What's Your 500 Year Plan for Humanity's Mental Health?
Author Nelson Henderson said, “The true meaning of life is to plant trees, under whose shade you do not expect to sit.” What does this mean? There’s a depth of meaning that we can bring to our lives when we take action for something greater than ourselves. Henderson’s quote in particular is about doing things in this life that will benefit people far after the time we have passed.
In my mind, there’s a certain level of psychological benefit and well-being that we get from doing things that have nothing to do with us. To some degree there’s some truth in the idea that whatever we give we get back in this world.
A more general question might be, “Is there anything you’re doing to make this world a better place for the generations to come?”
Besides planting trees, which is a great thing to do and often has an immediate benefit if you’re doing it yourself, what about helping the disadvantaged children in this world?
The children are the future generations that are going to be the future parents, grandparents and great grandparents. Helping them get a more solid foundation and education can literally change the complexion of this world in the centuries to come.

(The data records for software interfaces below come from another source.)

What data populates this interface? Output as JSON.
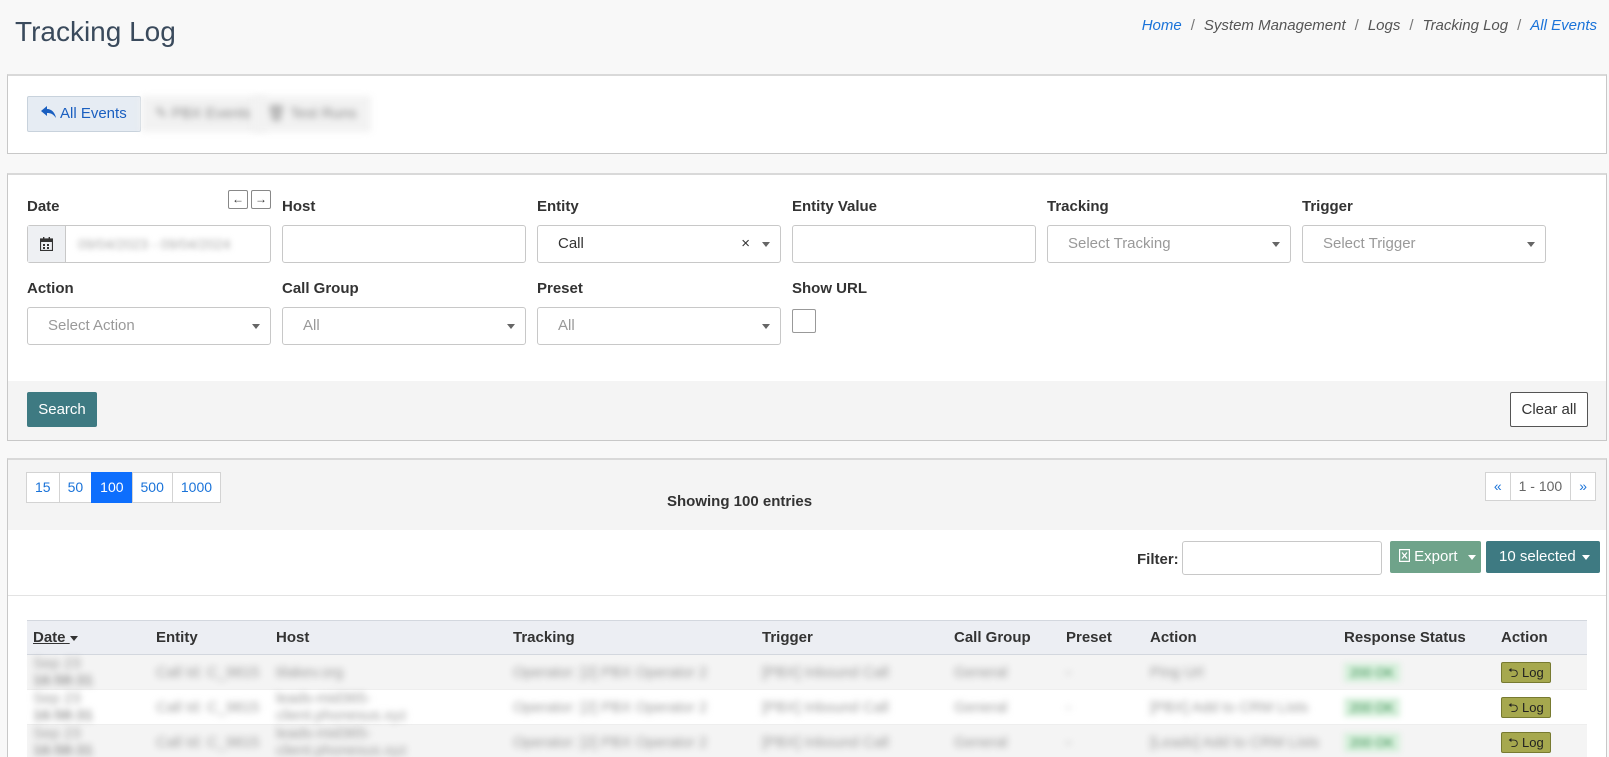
{
  "header": {
    "title": "Tracking Log",
    "breadcrumb": [
      {
        "label": "Home",
        "link": true
      },
      {
        "label": "System Management",
        "link": false
      },
      {
        "label": "Logs",
        "link": false
      },
      {
        "label": "Tracking Log",
        "link": false
      },
      {
        "label": "All Events",
        "link": true
      }
    ]
  },
  "tabs": [
    {
      "label": "All Events",
      "icon": "reply-icon",
      "active": true
    },
    {
      "label": "PBX Events",
      "icon": "wrench-icon",
      "active": false
    },
    {
      "label": "Test Runs",
      "icon": "trash-icon",
      "active": false
    }
  ],
  "filters": {
    "date": {
      "label": "Date",
      "value": "09/04/2023 - 09/04/2024"
    },
    "host": {
      "label": "Host",
      "value": ""
    },
    "entity": {
      "label": "Entity",
      "value": "Call"
    },
    "entity_value": {
      "label": "Entity Value",
      "value": ""
    },
    "tracking": {
      "label": "Tracking",
      "placeholder": "Select Tracking"
    },
    "trigger": {
      "label": "Trigger",
      "placeholder": "Select Trigger"
    },
    "action": {
      "label": "Action",
      "placeholder": "Select Action"
    },
    "call_group": {
      "label": "Call Group",
      "value": "All"
    },
    "preset": {
      "label": "Preset",
      "value": "All"
    },
    "show_url": {
      "label": "Show URL",
      "checked": false
    },
    "search_label": "Search",
    "clear_label": "Clear all"
  },
  "table_controls": {
    "page_sizes": [
      "15",
      "50",
      "100",
      "500",
      "1000"
    ],
    "active_page_size": "100",
    "showing": "Showing 100 entries",
    "pagination": {
      "prev": "«",
      "range": "1 - 100",
      "next": "»"
    },
    "filter_label": "Filter:",
    "export_label": "Export",
    "selected_label": "10 selected"
  },
  "table": {
    "columns": [
      "Date",
      "Entity",
      "Host",
      "Tracking",
      "Trigger",
      "Call Group",
      "Preset",
      "Action",
      "Response Status",
      "Action"
    ],
    "rows": [
      {
        "date": "Sep 23",
        "time": "16:58:31",
        "entity": "Call Id: C_9815",
        "host": "tilakev.org",
        "tracking": "Operator: [2] PBX Operator 2",
        "trigger": "[PBX] Inbound Call",
        "call_group": "General",
        "preset": "-",
        "action": "Ping Url",
        "status": "200 OK",
        "log_label": "Log"
      },
      {
        "date": "Sep 23",
        "time": "16:58:31",
        "entity": "Call Id: C_9815",
        "host": "leads-mid365-client.phonesus.xyz",
        "tracking": "Operator: [2] PBX Operator 2",
        "trigger": "[PBX] Inbound Call",
        "call_group": "General",
        "preset": "-",
        "action": "[PBX] Add to CRM Lists",
        "status": "200 OK",
        "log_label": "Log"
      },
      {
        "date": "Sep 23",
        "time": "16:58:31",
        "entity": "Call Id: C_9815",
        "host": "leads-mid365-client.phonesus.xyz",
        "tracking": "Operator: [2] PBX Operator 2",
        "trigger": "[PBX] Inbound Call",
        "call_group": "General",
        "preset": "-",
        "action": "[Leads] Add to CRM Lists",
        "status": "200 OK",
        "log_label": "Log"
      }
    ]
  }
}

The truth is altruistic acts like this need to be introduced into our mental health plans. What I mean is, if you choose some way to help future generations and you’re involved on an ongoing basis, you will absolutely benefit psychologically.
My belief is that this specific type of altruism has a great effect as it takes us out of our egos and nurtures the reality that there is something greater than ourselves, namely this planet and the years and years of people that are to live on this planet.

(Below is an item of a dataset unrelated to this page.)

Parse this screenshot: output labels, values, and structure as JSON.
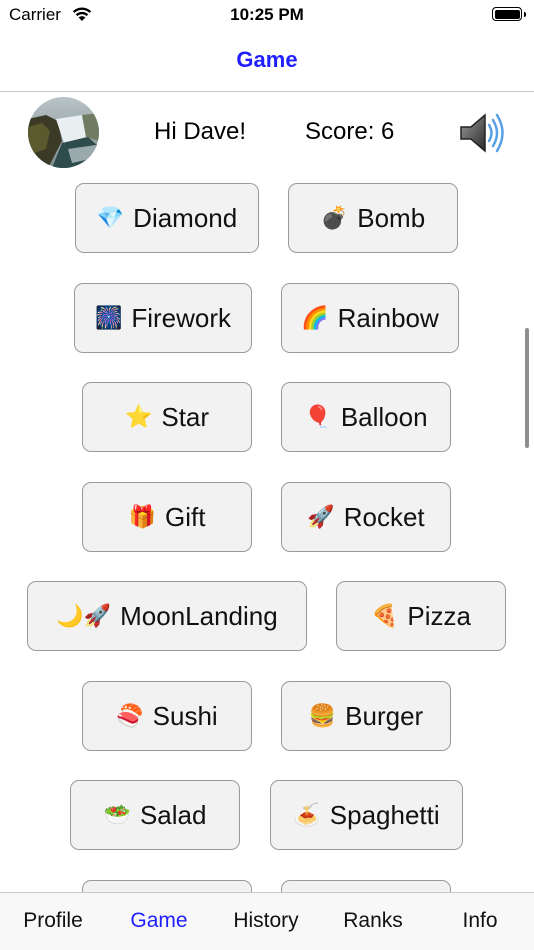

A while ago I edited a book with names like Jon Kabat-Zinn, Jack Kornfield, Sharon Salzberg, Dan Siegel and so many others particularly focusing on A Mindful Dialogue (Also available on Kindle) where 100% of the proceeds go to Save the Children. Getting this EBook is just one way you can start this process, but there are so many more.

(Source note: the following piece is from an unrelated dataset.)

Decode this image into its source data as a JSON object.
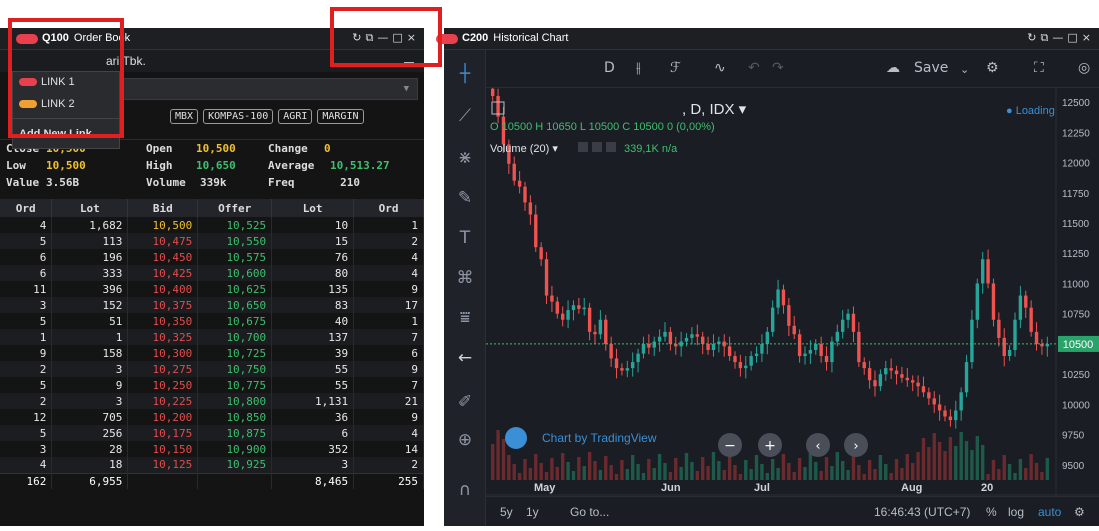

What are some ways you can think of? Get in on the conversation.
As always, please share your thoughts, stories and questions below. Your interaction creates a living wisdom for us all to benefit from.
Helping children in need - Szerenke - Jun 8th 2011
In Romania there are over 4000 children living on the streets. There is an orphanage called Devai Szent FerencAlapitvany (http://devaigyerekek.hu/?lang=english) which has been founded by a catholic priest in 2002. They accept children who have nowhere to go, who suffered from abuse, neglect, whose parents died, divorced or who cannot be supported by their families. There are over 40 homes across Romania, Transylvania and Hungary, helping more than 1500 children. Getting in contact with them, working there for a while as a volunteer could be a life changing experience. There are no volunteering fees, you just need to catch a flight ticket to get there (which can be between £30-100). They offer accomodation and food. While being there you learn to appreciate every aspect of life and to give and receive love.